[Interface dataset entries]
........

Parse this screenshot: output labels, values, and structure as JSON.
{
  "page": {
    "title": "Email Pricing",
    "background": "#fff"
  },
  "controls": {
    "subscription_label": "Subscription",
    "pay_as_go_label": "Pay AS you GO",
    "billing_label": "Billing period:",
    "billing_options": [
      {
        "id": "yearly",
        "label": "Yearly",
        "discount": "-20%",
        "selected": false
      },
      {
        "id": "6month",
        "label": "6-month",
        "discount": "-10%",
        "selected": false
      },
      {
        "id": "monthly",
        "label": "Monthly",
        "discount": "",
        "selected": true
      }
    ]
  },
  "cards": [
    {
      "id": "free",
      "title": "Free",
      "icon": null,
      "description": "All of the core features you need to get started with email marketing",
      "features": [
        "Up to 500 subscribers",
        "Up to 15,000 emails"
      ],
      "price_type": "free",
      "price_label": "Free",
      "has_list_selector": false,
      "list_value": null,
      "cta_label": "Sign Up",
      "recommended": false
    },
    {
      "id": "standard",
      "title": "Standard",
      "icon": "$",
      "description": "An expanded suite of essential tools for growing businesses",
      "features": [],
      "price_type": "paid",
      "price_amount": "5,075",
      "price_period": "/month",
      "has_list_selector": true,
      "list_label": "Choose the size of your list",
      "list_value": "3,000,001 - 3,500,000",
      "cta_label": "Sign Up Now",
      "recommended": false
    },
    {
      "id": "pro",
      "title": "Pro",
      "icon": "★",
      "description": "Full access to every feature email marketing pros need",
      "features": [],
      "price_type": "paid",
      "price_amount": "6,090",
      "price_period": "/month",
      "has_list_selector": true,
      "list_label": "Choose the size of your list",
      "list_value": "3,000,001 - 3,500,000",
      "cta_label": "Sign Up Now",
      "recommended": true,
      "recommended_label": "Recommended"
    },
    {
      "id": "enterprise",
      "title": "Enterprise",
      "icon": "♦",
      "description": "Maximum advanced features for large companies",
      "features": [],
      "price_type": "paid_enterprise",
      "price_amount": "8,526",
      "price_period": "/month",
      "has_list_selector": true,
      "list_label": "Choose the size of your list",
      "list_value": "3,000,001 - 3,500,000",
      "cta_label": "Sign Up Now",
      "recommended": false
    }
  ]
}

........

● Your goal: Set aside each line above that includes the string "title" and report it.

● Expected answer:
    "title": "Email Pricing",
      "title": "Free",
      "title": "Standard",
      "title": "Pro",
      "title": "Enterprise",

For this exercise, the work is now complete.